Nina Simone could hold an audience in such rapt attention that when she stops a song at one point in “What Happened” and orders someone to sit down, you almost don’t blame her. And “What Happened” features some of the best concert footage and musical performances in recent music doc memory, even if it never quite answers the question in its title.
What We Did On Our Holiday by Glenn Kenny
It wears not just its Britishness but its relative good taste on its sleeve: unlike its U.S. counterparts, there’s nary a poop or fart joke in evidence in this domestic comedy. It’s not what you’d call “major” cinema, but it’s a breezy entertainment, particularly if you’re a fan of one or more of the cast members.
When Marnie Was There by Brian Tallerico
It is filled with the luscious, beautiful 2D animation that we’ve come to expect from [Studio] Ghibli, and if the storytelling sometimes gets a bit lethargic for its own good, we’re more forgiving just to have one final dance in the moonlight.
While We’re Young by Christy Lemire
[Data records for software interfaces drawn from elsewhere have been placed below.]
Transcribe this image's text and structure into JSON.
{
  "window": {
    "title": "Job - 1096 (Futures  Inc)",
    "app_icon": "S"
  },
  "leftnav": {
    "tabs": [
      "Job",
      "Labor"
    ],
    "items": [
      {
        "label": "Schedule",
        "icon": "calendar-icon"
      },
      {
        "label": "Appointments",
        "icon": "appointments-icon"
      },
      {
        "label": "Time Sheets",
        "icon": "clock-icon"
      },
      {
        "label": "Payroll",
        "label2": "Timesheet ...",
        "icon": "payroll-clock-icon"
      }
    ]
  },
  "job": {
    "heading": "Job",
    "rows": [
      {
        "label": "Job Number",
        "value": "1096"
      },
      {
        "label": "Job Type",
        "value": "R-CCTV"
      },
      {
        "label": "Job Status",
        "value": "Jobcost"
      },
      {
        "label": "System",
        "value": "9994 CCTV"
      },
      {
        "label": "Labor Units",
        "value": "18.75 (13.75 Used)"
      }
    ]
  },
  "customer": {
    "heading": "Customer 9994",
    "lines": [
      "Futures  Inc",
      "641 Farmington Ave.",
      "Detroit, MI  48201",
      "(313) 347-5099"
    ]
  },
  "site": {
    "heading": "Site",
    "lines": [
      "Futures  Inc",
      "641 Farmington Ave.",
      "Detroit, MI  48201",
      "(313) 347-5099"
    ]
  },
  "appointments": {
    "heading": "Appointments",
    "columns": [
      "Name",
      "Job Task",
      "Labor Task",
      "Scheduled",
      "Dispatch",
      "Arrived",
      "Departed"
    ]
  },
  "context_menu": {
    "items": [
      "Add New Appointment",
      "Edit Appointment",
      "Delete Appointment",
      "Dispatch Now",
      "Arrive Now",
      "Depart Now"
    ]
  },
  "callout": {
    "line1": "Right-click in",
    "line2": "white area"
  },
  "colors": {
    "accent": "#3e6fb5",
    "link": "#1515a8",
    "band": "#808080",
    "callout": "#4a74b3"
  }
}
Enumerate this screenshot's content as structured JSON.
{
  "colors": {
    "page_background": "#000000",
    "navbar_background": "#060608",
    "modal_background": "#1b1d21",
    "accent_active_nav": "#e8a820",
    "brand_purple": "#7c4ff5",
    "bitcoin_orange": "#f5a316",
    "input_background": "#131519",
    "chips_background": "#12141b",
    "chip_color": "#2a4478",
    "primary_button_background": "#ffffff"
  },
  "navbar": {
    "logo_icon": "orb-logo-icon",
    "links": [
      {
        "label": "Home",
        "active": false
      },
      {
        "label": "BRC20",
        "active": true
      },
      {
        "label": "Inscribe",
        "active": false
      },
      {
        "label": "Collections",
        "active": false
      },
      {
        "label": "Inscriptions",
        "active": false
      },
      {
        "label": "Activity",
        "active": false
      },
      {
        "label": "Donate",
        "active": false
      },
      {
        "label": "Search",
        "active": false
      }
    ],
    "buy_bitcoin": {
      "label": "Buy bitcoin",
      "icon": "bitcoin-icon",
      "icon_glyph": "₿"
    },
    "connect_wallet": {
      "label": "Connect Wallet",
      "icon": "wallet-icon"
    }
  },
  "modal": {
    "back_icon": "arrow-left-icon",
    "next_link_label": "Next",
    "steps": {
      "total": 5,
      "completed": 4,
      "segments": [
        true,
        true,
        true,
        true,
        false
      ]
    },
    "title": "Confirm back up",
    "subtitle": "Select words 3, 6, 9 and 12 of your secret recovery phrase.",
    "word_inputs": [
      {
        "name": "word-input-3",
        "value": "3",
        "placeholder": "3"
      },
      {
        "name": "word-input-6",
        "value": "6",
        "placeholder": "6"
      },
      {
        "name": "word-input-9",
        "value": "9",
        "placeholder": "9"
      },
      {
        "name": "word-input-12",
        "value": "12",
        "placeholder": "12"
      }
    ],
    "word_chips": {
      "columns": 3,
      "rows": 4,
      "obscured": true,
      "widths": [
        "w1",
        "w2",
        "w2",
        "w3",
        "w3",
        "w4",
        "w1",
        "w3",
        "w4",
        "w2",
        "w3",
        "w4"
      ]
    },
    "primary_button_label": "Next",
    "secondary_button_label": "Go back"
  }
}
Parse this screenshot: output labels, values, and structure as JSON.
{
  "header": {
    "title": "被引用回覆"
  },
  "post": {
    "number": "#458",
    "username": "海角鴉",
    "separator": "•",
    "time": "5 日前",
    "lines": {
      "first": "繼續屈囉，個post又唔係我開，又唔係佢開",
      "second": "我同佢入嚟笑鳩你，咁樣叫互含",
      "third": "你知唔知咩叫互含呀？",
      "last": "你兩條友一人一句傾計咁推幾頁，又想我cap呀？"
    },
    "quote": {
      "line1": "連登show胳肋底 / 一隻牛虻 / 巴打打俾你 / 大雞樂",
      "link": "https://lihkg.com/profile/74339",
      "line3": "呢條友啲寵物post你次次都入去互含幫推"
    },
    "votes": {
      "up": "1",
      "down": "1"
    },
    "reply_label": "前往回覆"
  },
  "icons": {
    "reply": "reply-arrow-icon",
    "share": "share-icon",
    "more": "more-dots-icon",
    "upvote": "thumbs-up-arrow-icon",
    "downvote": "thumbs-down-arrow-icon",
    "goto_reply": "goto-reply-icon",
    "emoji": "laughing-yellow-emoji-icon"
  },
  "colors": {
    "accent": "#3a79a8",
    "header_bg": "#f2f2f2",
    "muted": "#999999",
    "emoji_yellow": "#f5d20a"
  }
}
“While We’re Young” searches for the blurry line we all cross once we’ve entered middle age, finds it and tramples all over it, but it does so with kindness for those of us who’ve made that inevitable journey and survived with some dignity intact.
The Widowmaker by Sheila O’Malley
A disheartening portrait of blatant greed, as well as a fascinating examination of the trial and error process used in the scientific method. It does what good documentaries should do: it shines a very focused light on a very specific problem, a problem that affects millions of people and their families.
Wild City by Simon Abrams
T-Man's world of middle-men gangsters, fairweather associates, and commonplace violence feels real because [Ringo] Lam takes his sweet time while rehashing a story you've probably seen in one form of another. This is a film noir that is, despite some jittery, Tony Scott-esque action sequences, so cool, that you will leave it begging for a sequel.
Wyrmwood by Brian Tallerico
While the fine line between homage and plagiarism may be crossed for some, debut director Kiah Roache-Turner commits so completely to the insanity of his melting pot concept that he won me over with sheer force.
The Yes Men Are Revolting by Nick Allen
It's a multi-layered slice of them that would fit in the same spot within a Duplass-directed indie, as matched with some real-life comedy from earlier, in which the two friends cram into a polar bear costume, and operate it step by step. Who said that a political film can’t be sweet, too? In its grandest triumph, “The Yes Men Are Revolting” is an activist doc inspired by more than just its topical issues.
What our TV critic would nominate for Emmys for the 2017-18 season.
A review of Dark Souls Remastered, a game so good it will make you cry.
The suggestions in this article are worth 10 billion dollars.
A review of the new Netflix series The Staircase.